Let’s take a look at the steps required to build a circuit that allows electricity to flow correctly.

In each of the projects that we build at MakeCrate, we start by connecting a wire to the 5V connection on our Arduino to our breadboard, and then connecting the ground connection on the Arduino to the breadboard.

Once our additional components are in place, like an LED, we’ve got a complete circuit that allows electricity to flow from the Arduino to the breadboard, through the LED, connect to ground, and flow back to the Arduino.

So, the question is, why does electricity need to flow in a loop?

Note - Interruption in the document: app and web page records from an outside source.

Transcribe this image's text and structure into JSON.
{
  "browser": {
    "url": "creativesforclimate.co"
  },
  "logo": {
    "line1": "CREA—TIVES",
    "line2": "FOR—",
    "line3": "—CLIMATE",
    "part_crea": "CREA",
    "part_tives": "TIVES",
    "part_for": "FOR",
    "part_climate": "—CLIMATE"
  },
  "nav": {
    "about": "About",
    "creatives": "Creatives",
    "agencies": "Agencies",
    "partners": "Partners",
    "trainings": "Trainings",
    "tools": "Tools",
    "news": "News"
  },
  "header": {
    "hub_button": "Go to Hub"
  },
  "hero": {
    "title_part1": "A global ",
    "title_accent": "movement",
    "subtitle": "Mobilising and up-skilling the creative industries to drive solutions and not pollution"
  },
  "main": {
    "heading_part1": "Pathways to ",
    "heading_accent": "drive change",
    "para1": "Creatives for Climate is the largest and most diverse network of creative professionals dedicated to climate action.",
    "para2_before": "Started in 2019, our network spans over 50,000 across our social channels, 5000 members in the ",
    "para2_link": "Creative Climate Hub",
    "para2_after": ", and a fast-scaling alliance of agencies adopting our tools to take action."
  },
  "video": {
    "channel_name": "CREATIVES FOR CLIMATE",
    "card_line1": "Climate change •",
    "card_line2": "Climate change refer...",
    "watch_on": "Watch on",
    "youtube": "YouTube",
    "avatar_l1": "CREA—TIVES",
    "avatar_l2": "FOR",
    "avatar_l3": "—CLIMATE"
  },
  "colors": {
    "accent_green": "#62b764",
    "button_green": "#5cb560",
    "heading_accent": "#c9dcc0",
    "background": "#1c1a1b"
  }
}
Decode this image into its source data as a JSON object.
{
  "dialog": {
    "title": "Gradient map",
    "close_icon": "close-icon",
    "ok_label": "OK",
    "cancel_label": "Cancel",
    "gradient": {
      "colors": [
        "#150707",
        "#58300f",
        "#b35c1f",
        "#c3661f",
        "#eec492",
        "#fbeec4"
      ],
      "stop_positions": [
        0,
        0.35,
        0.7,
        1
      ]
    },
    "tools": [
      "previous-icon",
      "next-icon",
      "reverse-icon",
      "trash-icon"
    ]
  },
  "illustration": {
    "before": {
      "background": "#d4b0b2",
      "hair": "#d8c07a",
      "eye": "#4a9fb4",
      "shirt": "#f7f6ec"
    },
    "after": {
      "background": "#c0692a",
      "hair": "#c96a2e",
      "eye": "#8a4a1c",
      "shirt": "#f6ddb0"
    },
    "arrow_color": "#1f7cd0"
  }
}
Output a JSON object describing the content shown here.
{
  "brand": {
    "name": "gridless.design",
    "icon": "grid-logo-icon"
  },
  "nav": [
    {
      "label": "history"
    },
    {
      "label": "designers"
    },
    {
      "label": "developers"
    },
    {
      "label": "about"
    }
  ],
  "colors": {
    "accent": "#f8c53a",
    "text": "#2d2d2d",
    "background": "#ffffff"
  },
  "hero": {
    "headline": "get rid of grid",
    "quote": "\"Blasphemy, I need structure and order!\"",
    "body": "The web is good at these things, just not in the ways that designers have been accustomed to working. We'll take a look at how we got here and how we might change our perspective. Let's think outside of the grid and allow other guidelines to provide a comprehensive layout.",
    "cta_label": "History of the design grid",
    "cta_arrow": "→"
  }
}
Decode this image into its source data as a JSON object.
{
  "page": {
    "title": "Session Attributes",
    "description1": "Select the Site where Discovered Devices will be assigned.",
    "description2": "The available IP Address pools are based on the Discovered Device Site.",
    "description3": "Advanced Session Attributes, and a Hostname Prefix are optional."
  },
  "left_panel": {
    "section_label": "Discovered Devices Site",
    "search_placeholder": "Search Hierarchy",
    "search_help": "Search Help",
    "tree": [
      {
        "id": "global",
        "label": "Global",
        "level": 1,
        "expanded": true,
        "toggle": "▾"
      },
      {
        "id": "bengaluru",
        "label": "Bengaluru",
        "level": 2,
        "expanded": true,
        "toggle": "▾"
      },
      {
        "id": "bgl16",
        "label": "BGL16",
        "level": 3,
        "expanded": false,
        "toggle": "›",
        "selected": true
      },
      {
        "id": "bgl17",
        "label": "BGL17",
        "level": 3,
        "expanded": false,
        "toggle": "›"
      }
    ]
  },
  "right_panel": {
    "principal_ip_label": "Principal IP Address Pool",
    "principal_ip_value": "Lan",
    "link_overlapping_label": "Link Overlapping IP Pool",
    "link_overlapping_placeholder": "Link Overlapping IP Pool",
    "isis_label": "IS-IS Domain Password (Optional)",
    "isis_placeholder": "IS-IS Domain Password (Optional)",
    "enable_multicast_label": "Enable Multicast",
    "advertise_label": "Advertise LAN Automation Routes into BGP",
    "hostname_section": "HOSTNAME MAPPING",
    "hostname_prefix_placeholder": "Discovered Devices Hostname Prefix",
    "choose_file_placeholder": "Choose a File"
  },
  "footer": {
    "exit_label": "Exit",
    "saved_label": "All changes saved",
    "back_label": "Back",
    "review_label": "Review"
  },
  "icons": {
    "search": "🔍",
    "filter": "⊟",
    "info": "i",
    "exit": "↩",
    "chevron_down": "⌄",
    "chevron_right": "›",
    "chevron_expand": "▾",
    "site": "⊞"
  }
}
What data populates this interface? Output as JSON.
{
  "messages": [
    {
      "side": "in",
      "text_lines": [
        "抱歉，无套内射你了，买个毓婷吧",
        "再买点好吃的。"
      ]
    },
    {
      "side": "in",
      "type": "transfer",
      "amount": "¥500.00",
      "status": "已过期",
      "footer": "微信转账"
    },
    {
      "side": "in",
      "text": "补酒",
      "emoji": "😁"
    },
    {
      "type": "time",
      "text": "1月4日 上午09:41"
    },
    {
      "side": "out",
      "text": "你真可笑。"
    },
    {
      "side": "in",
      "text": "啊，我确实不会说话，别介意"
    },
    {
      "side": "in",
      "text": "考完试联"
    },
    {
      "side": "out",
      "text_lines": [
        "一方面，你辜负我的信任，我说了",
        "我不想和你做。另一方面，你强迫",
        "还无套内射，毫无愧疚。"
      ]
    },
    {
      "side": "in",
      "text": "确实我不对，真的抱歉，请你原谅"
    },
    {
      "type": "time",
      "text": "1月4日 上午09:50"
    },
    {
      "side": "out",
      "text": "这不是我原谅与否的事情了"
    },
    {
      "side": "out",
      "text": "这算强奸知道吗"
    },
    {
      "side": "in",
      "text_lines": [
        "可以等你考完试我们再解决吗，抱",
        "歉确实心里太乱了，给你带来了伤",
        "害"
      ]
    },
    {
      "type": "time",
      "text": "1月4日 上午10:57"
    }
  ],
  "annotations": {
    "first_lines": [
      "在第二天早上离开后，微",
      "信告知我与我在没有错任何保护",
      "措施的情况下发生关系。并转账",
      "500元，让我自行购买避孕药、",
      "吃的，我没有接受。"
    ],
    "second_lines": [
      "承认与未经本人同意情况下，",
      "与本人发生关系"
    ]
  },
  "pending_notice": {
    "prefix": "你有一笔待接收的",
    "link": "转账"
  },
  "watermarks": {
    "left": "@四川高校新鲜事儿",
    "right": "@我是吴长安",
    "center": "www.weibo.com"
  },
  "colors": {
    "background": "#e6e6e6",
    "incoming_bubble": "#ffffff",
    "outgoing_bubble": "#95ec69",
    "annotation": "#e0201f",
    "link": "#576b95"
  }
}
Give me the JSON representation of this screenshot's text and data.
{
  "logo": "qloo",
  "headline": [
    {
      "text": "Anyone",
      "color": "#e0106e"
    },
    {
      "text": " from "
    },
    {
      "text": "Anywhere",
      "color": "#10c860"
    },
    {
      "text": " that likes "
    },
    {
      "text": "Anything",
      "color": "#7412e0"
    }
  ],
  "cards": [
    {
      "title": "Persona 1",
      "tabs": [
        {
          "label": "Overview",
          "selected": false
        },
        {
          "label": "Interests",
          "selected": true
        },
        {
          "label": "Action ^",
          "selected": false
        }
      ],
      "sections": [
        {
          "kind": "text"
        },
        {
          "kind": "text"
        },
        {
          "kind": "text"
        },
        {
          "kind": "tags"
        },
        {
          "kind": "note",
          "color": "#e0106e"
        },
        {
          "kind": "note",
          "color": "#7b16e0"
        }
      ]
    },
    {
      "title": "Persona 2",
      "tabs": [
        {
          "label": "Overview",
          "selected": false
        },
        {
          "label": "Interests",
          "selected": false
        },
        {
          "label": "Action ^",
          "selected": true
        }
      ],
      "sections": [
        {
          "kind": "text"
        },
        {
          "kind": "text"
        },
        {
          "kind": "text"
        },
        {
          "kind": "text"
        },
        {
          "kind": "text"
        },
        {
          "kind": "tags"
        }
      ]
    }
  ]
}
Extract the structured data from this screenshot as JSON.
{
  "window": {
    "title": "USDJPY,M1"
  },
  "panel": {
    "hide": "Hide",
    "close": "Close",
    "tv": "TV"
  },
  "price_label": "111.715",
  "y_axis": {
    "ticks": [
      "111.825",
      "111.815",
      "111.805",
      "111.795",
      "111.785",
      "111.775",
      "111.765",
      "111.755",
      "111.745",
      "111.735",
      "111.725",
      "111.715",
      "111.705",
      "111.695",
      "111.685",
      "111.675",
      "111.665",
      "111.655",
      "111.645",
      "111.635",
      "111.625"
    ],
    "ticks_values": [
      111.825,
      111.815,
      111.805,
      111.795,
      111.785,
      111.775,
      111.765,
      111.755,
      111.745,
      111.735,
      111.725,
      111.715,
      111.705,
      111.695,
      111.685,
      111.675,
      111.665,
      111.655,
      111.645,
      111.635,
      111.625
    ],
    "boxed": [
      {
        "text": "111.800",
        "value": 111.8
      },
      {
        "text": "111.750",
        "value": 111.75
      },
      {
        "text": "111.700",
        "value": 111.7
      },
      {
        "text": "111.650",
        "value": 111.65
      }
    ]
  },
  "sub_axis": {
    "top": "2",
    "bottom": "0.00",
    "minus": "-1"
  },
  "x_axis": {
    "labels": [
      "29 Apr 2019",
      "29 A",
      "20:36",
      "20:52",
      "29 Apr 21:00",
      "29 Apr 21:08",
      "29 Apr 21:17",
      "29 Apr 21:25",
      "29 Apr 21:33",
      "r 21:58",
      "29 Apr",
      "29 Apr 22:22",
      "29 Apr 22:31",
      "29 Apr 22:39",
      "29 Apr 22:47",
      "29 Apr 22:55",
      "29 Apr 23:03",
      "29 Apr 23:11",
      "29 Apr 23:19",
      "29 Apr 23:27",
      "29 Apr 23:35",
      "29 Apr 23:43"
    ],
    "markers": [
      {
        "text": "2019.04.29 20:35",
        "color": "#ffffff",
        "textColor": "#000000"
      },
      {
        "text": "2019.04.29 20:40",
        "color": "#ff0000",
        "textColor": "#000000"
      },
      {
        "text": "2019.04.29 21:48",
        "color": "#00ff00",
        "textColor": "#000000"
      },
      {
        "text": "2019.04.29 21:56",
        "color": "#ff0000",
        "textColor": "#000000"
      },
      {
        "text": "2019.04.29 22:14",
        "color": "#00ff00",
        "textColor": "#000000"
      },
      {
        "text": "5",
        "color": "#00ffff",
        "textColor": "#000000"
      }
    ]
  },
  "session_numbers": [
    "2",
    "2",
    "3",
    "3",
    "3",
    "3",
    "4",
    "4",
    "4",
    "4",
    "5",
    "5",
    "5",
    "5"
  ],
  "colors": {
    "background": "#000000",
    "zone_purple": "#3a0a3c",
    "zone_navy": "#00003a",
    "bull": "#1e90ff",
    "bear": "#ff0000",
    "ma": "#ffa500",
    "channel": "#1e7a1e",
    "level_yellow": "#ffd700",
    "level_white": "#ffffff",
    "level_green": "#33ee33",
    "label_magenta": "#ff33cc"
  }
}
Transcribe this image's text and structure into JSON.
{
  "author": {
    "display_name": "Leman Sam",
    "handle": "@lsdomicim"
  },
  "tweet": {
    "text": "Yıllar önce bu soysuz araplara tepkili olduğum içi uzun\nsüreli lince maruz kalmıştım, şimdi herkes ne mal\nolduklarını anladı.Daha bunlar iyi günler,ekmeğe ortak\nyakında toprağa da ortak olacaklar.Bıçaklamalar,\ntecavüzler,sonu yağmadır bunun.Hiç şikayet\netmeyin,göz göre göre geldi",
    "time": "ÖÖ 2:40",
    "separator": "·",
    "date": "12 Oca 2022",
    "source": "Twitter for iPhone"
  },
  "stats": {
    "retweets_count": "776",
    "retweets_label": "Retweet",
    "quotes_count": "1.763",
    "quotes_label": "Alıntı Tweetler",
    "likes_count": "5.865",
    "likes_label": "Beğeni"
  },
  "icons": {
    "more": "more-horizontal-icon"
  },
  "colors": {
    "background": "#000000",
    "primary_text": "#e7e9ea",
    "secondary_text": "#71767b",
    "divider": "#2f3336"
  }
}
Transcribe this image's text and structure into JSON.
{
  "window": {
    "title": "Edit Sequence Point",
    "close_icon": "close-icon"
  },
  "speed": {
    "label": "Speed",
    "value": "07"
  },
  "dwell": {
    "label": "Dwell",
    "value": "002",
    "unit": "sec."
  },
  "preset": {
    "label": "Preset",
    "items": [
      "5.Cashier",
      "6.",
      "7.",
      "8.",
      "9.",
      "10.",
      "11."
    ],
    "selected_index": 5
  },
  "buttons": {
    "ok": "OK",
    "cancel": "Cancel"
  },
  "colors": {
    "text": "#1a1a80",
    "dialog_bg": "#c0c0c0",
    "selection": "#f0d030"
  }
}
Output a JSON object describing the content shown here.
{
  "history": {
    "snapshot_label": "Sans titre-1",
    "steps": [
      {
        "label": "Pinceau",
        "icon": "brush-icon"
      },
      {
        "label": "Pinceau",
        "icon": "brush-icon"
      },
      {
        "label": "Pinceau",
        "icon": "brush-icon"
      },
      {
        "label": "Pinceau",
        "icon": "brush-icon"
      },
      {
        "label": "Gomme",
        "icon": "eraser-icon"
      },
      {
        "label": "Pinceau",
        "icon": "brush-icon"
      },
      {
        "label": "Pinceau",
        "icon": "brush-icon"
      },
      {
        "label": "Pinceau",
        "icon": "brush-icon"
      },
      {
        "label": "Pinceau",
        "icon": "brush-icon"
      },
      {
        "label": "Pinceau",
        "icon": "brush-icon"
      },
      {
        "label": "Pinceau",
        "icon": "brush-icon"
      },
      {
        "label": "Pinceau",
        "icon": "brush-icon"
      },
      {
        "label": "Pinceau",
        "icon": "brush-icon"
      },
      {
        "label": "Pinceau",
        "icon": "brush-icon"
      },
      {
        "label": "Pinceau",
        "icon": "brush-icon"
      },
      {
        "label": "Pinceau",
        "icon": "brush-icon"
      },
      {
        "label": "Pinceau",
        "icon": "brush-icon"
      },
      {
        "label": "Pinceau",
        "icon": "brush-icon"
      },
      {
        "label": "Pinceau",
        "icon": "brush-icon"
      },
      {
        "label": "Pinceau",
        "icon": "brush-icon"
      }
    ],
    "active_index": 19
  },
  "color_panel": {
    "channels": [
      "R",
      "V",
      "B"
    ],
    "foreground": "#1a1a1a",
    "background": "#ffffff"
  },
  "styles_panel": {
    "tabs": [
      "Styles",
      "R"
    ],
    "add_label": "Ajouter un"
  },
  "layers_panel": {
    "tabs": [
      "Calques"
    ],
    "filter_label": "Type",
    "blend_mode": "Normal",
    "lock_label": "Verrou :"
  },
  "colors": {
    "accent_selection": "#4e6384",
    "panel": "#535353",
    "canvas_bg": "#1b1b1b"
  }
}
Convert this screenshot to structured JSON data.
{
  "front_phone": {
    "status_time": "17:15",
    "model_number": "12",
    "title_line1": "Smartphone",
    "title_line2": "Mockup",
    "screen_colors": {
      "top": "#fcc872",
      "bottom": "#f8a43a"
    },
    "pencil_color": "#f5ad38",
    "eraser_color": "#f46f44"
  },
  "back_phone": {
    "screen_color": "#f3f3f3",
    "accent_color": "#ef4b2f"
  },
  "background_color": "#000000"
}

The flow of electricity behaves like the flow of water in a lot of ways. If a tank of water has a hose on it that as a cap on one end, then the water will not move. However, if the hose has an open end and loops back into the tank, the water can flow repeatedly, similar to an electric circuit.

You still might ask, though, why the electricity has to go from power to ground.

Think of the same tank, except this time, the hose loops back to below the original water line. Because the pressure on the water is the same at the hose beginning and end, the water can’t flow through the hose.  If, however, the hose is moved above the water line, then there is water pressure at the beginning of the hose, but not the end, and the water can flow through the hose.

In a circuit, there is a voltage difference between power and ground that is similar to this difference in pressure at the beginning and end of the hose. This voltage difference between power and ground allows for electricity to flow freely through a circuit.